■ What you have to do: Below is a block of data; give all of it again word for word.

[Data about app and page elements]

<<<<

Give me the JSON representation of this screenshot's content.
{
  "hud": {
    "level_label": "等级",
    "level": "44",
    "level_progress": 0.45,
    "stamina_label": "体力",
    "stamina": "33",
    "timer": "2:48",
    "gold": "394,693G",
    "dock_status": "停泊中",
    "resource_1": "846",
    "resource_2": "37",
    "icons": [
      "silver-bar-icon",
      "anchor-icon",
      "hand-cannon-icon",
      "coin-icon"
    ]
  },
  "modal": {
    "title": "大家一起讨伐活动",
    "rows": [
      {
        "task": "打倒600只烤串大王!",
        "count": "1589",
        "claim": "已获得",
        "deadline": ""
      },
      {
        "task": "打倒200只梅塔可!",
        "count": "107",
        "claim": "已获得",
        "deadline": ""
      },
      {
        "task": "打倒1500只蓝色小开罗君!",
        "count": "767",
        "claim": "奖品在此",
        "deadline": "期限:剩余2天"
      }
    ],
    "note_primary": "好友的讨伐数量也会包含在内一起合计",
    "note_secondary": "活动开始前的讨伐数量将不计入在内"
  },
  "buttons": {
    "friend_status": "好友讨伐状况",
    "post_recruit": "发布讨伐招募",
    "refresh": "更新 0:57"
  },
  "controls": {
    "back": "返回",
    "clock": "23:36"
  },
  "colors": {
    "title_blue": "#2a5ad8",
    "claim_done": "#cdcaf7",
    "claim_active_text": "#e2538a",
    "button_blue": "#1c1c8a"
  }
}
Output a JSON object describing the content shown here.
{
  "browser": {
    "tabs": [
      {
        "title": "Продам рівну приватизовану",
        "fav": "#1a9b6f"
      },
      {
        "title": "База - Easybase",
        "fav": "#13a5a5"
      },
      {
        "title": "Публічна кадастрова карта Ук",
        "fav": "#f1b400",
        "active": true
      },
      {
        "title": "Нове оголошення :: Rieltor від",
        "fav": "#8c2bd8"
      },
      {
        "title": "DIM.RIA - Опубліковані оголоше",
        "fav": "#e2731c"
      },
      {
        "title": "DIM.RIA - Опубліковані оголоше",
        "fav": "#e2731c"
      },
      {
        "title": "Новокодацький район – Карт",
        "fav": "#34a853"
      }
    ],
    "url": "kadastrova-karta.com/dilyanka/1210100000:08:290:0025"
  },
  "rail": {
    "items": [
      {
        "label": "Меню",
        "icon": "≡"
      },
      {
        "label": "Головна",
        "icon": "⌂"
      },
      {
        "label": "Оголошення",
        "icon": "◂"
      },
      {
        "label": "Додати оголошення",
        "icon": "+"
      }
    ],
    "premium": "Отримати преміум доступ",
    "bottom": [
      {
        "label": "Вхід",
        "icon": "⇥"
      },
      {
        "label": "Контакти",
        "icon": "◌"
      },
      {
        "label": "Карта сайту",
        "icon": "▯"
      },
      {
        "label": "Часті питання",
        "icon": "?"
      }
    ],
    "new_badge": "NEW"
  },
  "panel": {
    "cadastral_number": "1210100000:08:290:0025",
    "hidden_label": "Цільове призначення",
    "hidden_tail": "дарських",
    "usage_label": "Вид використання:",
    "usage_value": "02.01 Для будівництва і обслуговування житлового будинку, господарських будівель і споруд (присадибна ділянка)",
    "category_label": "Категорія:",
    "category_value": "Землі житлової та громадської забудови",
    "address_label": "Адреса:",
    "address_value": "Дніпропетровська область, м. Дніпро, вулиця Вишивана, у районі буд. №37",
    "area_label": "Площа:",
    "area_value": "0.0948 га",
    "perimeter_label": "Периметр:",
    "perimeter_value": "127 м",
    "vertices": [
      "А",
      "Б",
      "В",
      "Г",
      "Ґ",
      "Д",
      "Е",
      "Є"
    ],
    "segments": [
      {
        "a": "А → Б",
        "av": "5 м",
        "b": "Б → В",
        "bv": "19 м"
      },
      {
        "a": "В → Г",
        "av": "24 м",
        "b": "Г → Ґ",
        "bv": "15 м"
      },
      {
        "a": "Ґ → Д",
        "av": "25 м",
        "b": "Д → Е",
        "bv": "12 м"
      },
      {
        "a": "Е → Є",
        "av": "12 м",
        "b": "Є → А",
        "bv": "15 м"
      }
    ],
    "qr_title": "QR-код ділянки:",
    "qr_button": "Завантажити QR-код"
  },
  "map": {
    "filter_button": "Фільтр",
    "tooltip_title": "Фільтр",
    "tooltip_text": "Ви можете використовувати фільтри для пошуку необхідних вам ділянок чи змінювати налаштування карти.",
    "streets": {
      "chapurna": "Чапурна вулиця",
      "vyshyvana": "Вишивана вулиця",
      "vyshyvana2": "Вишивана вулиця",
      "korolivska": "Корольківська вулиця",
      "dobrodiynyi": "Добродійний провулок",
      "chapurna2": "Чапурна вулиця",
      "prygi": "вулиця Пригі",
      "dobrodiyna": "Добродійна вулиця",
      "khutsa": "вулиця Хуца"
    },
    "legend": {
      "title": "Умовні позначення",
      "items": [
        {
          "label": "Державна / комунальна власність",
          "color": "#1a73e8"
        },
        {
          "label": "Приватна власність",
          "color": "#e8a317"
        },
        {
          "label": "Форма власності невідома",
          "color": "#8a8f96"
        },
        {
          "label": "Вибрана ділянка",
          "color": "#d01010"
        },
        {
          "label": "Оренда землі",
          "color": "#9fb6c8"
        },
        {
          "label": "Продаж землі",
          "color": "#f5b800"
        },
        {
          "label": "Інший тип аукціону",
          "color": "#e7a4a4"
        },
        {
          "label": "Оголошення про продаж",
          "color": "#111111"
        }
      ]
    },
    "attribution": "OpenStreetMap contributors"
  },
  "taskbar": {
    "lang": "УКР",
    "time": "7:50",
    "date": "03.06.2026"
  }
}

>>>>

■ Exercise answer:
Give me the JSON representation of this screenshot's content.
{
  "hud": {
    "level_label": "等级",
    "level": "44",
    "level_progress": 0.45,
    "stamina_label": "体力",
    "stamina": "33",
    "timer": "2:48",
    "gold": "394,693G",
    "dock_status": "停泊中",
    "resource_1": "846",
    "resource_2": "37",
    "icons": [
      "silver-bar-icon",
      "anchor-icon",
      "hand-cannon-icon",
      "coin-icon"
    ]
  },
  "modal": {
    "title": "大家一起讨伐活动",
    "rows": [
      {
        "task": "打倒600只烤串大王!",
        "count": "1589",
        "claim": "已获得",
        "deadline": ""
      },
      {
        "task": "打倒200只梅塔可!",
        "count": "107",
        "claim": "已获得",
        "deadline": ""
      },
      {
        "task": "打倒1500只蓝色小开罗君!",
        "count": "767",
        "claim": "奖品在此",
        "deadline": "期限:剩余2天"
      }
    ],
    "note_primary": "好友的讨伐数量也会包含在内一起合计",
    "note_secondary": "活动开始前的讨伐数量将不计入在内"
  },
  "buttons": {
    "friend_status": "好友讨伐状况",
    "post_recruit": "发布讨伐招募",
    "refresh": "更新 0:57"
  },
  "controls": {
    "back": "返回",
    "clock": "23:36"
  },
  "colors": {
    "title_blue": "#2a5ad8",
    "claim_done": "#cdcaf7",
    "claim_active_text": "#e2538a",
    "button_blue": "#1c1c8a"
  }
}
Output a JSON object describing the content shown here.
{
  "browser": {
    "tabs": [
      {
        "title": "Продам рівну приватизовану",
        "fav": "#1a9b6f"
      },
      {
        "title": "База - Easybase",
        "fav": "#13a5a5"
      },
      {
        "title": "Публічна кадастрова карта Ук",
        "fav": "#f1b400",
        "active": true
      },
      {
        "title": "Нове оголошення :: Rieltor від",
        "fav": "#8c2bd8"
      },
      {
        "title": "DIM.RIA - Опубліковані оголоше",
        "fav": "#e2731c"
      },
      {
        "title": "DIM.RIA - Опубліковані оголоше",
        "fav": "#e2731c"
      },
      {
        "title": "Новокодацький район – Карт",
        "fav": "#34a853"
      }
    ],
    "url": "kadastrova-karta.com/dilyanka/1210100000:08:290:0025"
  },
  "rail": {
    "items": [
      {
        "label": "Меню",
        "icon": "≡"
      },
      {
        "label": "Головна",
        "icon": "⌂"
      },
      {
        "label": "Оголошення",
        "icon": "◂"
      },
      {
        "label": "Додати оголошення",
        "icon": "+"
      }
    ],
    "premium": "Отримати преміум доступ",
    "bottom": [
      {
        "label": "Вхід",
        "icon": "⇥"
      },
      {
        "label": "Контакти",
        "icon": "◌"
      },
      {
        "label": "Карта сайту",
        "icon": "▯"
      },
      {
        "label": "Часті питання",
        "icon": "?"
      }
    ],
    "new_badge": "NEW"
  },
  "panel": {
    "cadastral_number": "1210100000:08:290:0025",
    "hidden_label": "Цільове призначення",
    "hidden_tail": "дарських",
    "usage_label": "Вид використання:",
    "usage_value": "02.01 Для будівництва і обслуговування житлового будинку, господарських будівель і споруд (присадибна ділянка)",
    "category_label": "Категорія:",
    "category_value": "Землі житлової та громадської забудови",
    "address_label": "Адреса:",
    "address_value": "Дніпропетровська область, м. Дніпро, вулиця Вишивана, у районі буд. №37",
    "area_label": "Площа:",
    "area_value": "0.0948 га",
    "perimeter_label": "Периметр:",
    "perimeter_value": "127 м",
    "vertices": [
      "А",
      "Б",
      "В",
      "Г",
      "Ґ",
      "Д",
      "Е",
      "Є"
    ],
    "segments": [
      {
        "a": "А → Б",
        "av": "5 м",
        "b": "Б → В",
        "bv": "19 м"
      },
      {
        "a": "В → Г",
        "av": "24 м",
        "b": "Г → Ґ",
        "bv": "15 м"
      },
      {
        "a": "Ґ → Д",
        "av": "25 м",
        "b": "Д → Е",
        "bv": "12 м"
      },
      {
        "a": "Е → Є",
        "av": "12 м",
        "b": "Є → А",
        "bv": "15 м"
      }
    ],
    "qr_title": "QR-код ділянки:",
    "qr_button": "Завантажити QR-код"
  },
  "map": {
    "filter_button": "Фільтр",
    "tooltip_title": "Фільтр",
    "tooltip_text": "Ви можете використовувати фільтри для пошуку необхідних вам ділянок чи змінювати налаштування карти.",
    "streets": {
      "chapurna": "Чапурна вулиця",
      "vyshyvana": "Вишивана вулиця",
      "vyshyvana2": "Вишивана вулиця",
      "korolivska": "Корольківська вулиця",
      "dobrodiynyi": "Добродійний провулок",
      "chapurna2": "Чапурна вулиця",
      "prygi": "вулиця Пригі",
      "dobrodiyna": "Добродійна вулиця",
      "khutsa": "вулиця Хуца"
    },
    "legend": {
      "title": "Умовні позначення",
      "items": [
        {
          "label": "Державна / комунальна власність",
          "color": "#1a73e8"
        },
        {
          "label": "Приватна власність",
          "color": "#e8a317"
        },
        {
          "label": "Форма власності невідома",
          "color": "#8a8f96"
        },
        {
          "label": "Вибрана ділянка",
          "color": "#d01010"
        },
        {
          "label": "Оренда землі",
          "color": "#9fb6c8"
        },
        {
          "label": "Продаж землі",
          "color": "#f5b800"
        },
        {
          "label": "Інший тип аукціону",
          "color": "#e7a4a4"
        },
        {
          "label": "Оголошення про продаж",
          "color": "#111111"
        }
      ]
    },
    "attribution": "OpenStreetMap contributors"
  },
  "taskbar": {
    "lang": "УКР",
    "time": "7:50",
    "date": "03.06.2026"
  }
}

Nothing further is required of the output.